"I take care of her, but who takes care of me?" says another one of the public service announcements from the nonprofit Ad Council, which is distributing the ads for TV, radio, print and online use. It's part of a major campaign from AARP and the Ad Council beginning Thursday to raise awareness of the impact of family caregiving as the nation rapidly grays — and to point overwhelmed families toward resources that may ease the strain.
"Most caregivers don't know where to turn for help," said AARP vice president Debra Whitman, whose own family has experienced caregiving twice, for her grandmother and her mother-in-law.
Even knowing what to ask can be a hurdle. That's what Andrea Phillips of Alexandria, Va., discovered when her mother, now 74, visited from Chicago a few years ago and got too sick to go home. She recovered from a heart problem only to be diagnosed with early Alzheimer's.
Phillips, a lawyer with 1- and 4-year-old daughters, raced to find nearby senior housing that her mother would accept and could afford. But already she's having to cobble together additional care as the Alzheimer's worsens. She says her mother skips her prepaid meals in favor of a cookie stash, misses medication despite Phillips' daily take-your-pills phone calls and is embarrassed to find herself struggling to remember and perform personal hygiene — the kind of day-to-day issues that health providers didn't address.
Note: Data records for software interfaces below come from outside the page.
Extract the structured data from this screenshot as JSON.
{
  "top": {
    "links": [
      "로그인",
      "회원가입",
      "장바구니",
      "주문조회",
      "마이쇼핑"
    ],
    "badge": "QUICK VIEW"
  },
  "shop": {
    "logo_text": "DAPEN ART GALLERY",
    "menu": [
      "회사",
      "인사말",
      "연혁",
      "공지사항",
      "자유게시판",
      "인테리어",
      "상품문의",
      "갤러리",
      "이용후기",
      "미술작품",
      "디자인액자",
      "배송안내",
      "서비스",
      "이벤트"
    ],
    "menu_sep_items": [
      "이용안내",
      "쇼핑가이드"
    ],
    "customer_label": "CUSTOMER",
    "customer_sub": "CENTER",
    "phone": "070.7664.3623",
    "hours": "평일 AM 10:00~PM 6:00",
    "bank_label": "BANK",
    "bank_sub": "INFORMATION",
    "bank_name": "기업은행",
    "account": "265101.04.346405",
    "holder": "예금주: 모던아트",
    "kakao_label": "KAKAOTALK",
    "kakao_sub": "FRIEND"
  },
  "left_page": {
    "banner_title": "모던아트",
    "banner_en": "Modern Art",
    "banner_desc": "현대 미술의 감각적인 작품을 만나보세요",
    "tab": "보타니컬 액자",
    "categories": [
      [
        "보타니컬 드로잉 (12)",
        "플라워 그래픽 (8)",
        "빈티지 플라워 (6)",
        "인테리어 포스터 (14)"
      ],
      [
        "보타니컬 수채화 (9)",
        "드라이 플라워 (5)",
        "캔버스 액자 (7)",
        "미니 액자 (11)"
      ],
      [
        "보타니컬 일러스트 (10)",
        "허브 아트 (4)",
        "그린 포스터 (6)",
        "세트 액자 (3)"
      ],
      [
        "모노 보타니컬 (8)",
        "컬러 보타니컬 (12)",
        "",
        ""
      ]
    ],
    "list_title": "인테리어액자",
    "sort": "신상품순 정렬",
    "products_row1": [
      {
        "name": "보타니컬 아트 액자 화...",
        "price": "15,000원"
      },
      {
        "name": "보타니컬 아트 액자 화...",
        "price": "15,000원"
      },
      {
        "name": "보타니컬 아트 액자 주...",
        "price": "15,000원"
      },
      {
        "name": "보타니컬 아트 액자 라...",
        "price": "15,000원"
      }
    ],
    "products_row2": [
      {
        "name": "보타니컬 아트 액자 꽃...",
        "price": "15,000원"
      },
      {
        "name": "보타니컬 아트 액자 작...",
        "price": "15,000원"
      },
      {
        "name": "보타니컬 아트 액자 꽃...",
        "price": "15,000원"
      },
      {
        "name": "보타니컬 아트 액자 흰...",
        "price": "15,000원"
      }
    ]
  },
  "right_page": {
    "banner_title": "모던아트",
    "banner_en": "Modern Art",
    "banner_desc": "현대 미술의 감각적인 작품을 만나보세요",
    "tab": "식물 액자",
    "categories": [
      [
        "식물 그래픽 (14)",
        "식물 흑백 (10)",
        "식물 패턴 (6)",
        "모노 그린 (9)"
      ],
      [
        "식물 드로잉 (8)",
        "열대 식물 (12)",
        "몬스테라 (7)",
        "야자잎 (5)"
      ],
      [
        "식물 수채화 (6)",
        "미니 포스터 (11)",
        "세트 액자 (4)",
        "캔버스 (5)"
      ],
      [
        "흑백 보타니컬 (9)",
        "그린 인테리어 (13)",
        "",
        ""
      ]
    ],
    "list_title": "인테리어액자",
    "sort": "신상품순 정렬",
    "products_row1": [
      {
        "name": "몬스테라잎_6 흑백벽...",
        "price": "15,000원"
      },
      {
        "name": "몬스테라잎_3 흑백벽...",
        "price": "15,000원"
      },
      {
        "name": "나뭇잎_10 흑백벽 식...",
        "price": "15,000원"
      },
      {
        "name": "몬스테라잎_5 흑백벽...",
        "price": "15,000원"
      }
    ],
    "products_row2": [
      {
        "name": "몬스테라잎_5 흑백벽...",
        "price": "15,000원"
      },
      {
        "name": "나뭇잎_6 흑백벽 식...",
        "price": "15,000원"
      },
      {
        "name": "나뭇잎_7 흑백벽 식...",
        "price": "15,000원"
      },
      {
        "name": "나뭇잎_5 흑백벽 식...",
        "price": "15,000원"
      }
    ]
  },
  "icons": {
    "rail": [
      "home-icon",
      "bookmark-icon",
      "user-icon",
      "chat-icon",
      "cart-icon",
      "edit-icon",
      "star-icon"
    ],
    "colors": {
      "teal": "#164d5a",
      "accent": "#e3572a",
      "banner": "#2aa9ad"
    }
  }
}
"I do constantly feel that I'm playing catch-up," said Phillips, adding that she feels guilty when she gets frustrated. "I'm trying to find the right resources so Mom and I can continue to have a good relationship."
Although they often don't identify themselves as "caregivers," more than 42 million Americans perform some form of consistent care for older or impaired adult relatives or friends, according to a 2009 estimate. It can range from paying bills, to driving Mom to doctor appointments, to more hands-on care such as bathing, and even tasks once left to nurses such as the care of open wounds.